The hostel was just out of town but with my pack it felt like a million miles. I kept thinking this can’t be right but it was. I was happy I arrived in the daytime as I was walking down a strange road with motorbikes whipping by and I was only about 50% sure I was going the right way. When I did arrive at “Spicy Pai,” I was pleasantly surprised. The hostel was made up of a hut/ almost tree house looking system of buildings surrounding a large fire pit. Mountains surrounded the whole area and a white Buddha statue could be seen on one of the hills.  I thought this can’t be real. The lounge is also one of these buildings, raised up off the ground, open air and dotted with hammocks. I was excited.

Spicy Pai Hostel (Note the Buddha on the hill, it is white because it is still under construction. It will eventually be gold. )
One of my favorite things about Pai, besides the uber relaxed nature of it, was the night market. The main street, trust me, you ‘ll know which one, sets up a night market each night. It was an olfactory delight. There were the odd trinkets, jewelry, hand made leather boots, scarves and travelers pants but the real reason to go was the food.
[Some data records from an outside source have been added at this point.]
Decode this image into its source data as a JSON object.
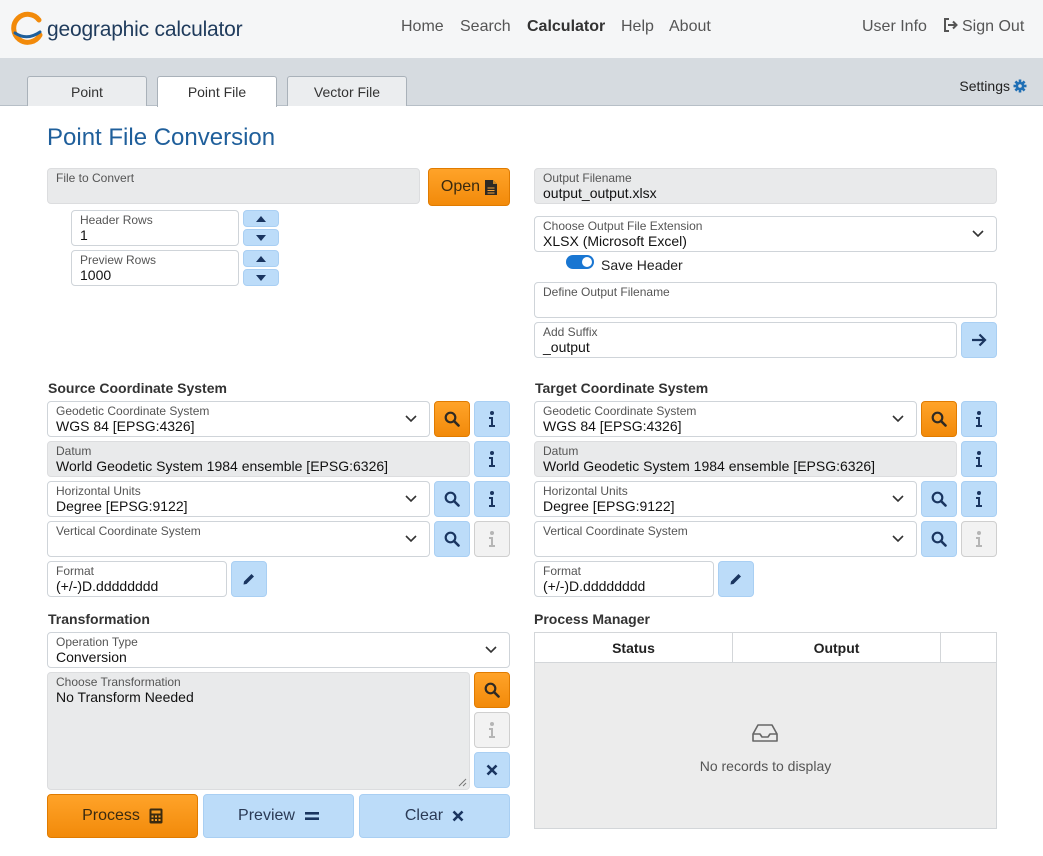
{
  "app": {
    "brand": "geographic calculator"
  },
  "nav": {
    "home": "Home",
    "search": "Search",
    "calculator": "Calculator",
    "help": "Help",
    "about": "About",
    "user_info": "User Info",
    "sign_out": "Sign Out"
  },
  "tabs": {
    "point": "Point",
    "point_file": "Point File",
    "vector_file": "Vector File",
    "settings": "Settings"
  },
  "page": {
    "title": "Point File Conversion"
  },
  "input": {
    "file_label": "File to Convert",
    "file_value": "",
    "open_label": "Open",
    "header_rows_label": "Header Rows",
    "header_rows_value": "1",
    "preview_rows_label": "Preview Rows",
    "preview_rows_value": "1000"
  },
  "output": {
    "filename_label": "Output Filename",
    "filename_value": "output_output.xlsx",
    "extension_label": "Choose Output File Extension",
    "extension_value": "XLSX (Microsoft Excel)",
    "save_header_label": "Save Header",
    "save_header_on": true,
    "define_label": "Define Output Filename",
    "define_value": "",
    "suffix_label": "Add Suffix",
    "suffix_value": "_output"
  },
  "source": {
    "section": "Source Coordinate System",
    "gcs_label": "Geodetic Coordinate System",
    "gcs_value": "WGS 84 [EPSG:4326]",
    "datum_label": "Datum",
    "datum_value": "World Geodetic System 1984 ensemble [EPSG:6326]",
    "hunits_label": "Horizontal Units",
    "hunits_value": "Degree [EPSG:9122]",
    "vcs_label": "Vertical Coordinate System",
    "vcs_value": "",
    "format_label": "Format",
    "format_value": "(+/-)D.dddddddd"
  },
  "target": {
    "section": "Target Coordinate System",
    "gcs_label": "Geodetic Coordinate System",
    "gcs_value": "WGS 84 [EPSG:4326]",
    "datum_label": "Datum",
    "datum_value": "World Geodetic System 1984 ensemble [EPSG:6326]",
    "hunits_label": "Horizontal Units",
    "hunits_value": "Degree [EPSG:9122]",
    "vcs_label": "Vertical Coordinate System",
    "vcs_value": "",
    "format_label": "Format",
    "format_value": "(+/-)D.dddddddd"
  },
  "transformation": {
    "section": "Transformation",
    "op_label": "Operation Type",
    "op_value": "Conversion",
    "choose_label": "Choose Transformation",
    "choose_value": "No Transform Needed"
  },
  "actions": {
    "process": "Process",
    "preview": "Preview",
    "clear": "Clear"
  },
  "process_manager": {
    "section": "Process Manager",
    "columns": [
      "Status",
      "Output"
    ],
    "empty_text": "No records to display"
  },
  "colors": {
    "accent": "#f28a0a",
    "primary_blue": "#1f5f9b",
    "button_blue": "#bcdcf9",
    "toggle": "#1976d2"
  },
  "icons": [
    "logo-icon",
    "sign-out-icon",
    "gear-icon",
    "file-icon",
    "arrow-right-icon",
    "search-icon",
    "info-icon",
    "pencil-icon",
    "calculator-icon",
    "equals-icon",
    "close-icon",
    "inbox-icon",
    "chevron-down-icon",
    "chevron-up-icon"
  ]
}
Just like in Chiang Mai you can get a really cheap dinner in the night market. Hot drinks served in partial bamboo stalks can be found dotting the market and they put on a show while you wait. After your walking dinner you can easily stop by one of the many bars, some even have fire pits in their indoor/outdoor sections. The bars tend to close on the earlier side but one is always willing to stay open late for the hardier partiers. The Buffalo Bar plays European football games and a number of the bars have live music.
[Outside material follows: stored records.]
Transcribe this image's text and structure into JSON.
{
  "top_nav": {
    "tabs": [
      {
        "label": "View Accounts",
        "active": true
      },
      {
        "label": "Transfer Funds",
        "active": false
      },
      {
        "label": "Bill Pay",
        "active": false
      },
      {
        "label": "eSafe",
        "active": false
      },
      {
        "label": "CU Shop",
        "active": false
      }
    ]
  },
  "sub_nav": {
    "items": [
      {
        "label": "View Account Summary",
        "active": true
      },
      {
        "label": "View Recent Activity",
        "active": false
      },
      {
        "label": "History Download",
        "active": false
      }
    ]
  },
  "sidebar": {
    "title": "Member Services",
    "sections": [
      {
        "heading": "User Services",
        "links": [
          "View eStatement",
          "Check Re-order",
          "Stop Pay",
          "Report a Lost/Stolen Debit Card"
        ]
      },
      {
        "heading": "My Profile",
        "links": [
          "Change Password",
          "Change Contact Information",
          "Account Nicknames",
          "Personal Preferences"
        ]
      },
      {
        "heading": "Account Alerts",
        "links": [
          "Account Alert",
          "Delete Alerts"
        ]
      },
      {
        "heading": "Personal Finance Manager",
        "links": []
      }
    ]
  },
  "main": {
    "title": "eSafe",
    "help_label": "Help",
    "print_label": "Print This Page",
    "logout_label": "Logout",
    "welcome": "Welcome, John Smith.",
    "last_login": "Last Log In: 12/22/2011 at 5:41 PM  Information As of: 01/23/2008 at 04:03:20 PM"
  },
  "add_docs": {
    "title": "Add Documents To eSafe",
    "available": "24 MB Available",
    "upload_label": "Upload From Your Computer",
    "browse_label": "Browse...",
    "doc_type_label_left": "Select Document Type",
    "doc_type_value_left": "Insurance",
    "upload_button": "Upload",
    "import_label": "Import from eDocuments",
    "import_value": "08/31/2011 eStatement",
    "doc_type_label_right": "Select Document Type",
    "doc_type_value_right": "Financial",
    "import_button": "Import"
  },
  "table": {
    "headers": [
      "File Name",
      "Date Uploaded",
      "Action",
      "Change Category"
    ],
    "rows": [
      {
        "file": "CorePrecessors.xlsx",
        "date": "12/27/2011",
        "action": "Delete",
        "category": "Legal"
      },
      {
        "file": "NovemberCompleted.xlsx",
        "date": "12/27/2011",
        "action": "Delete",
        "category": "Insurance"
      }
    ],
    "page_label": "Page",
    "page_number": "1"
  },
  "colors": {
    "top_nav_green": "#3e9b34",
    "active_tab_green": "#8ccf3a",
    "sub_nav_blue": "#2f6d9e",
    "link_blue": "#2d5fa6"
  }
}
Bamboo stalk hot teas. 
I liked Pai but I don’t think I liked it as much as everyone who came back that first week I was in Chiang Mai. It reminded me a lot of the sleepy, east coast Carribean towns of Costa Rica. There is a drug scene in Pai even though it is quite illegal. Pai leans in favor of the partiers, the hippies and the people who want to relax and do nothing. The sites themselves are so-so except for the natural beauty. So if you head to Pai be prepared with a book, an empty belly and good friends.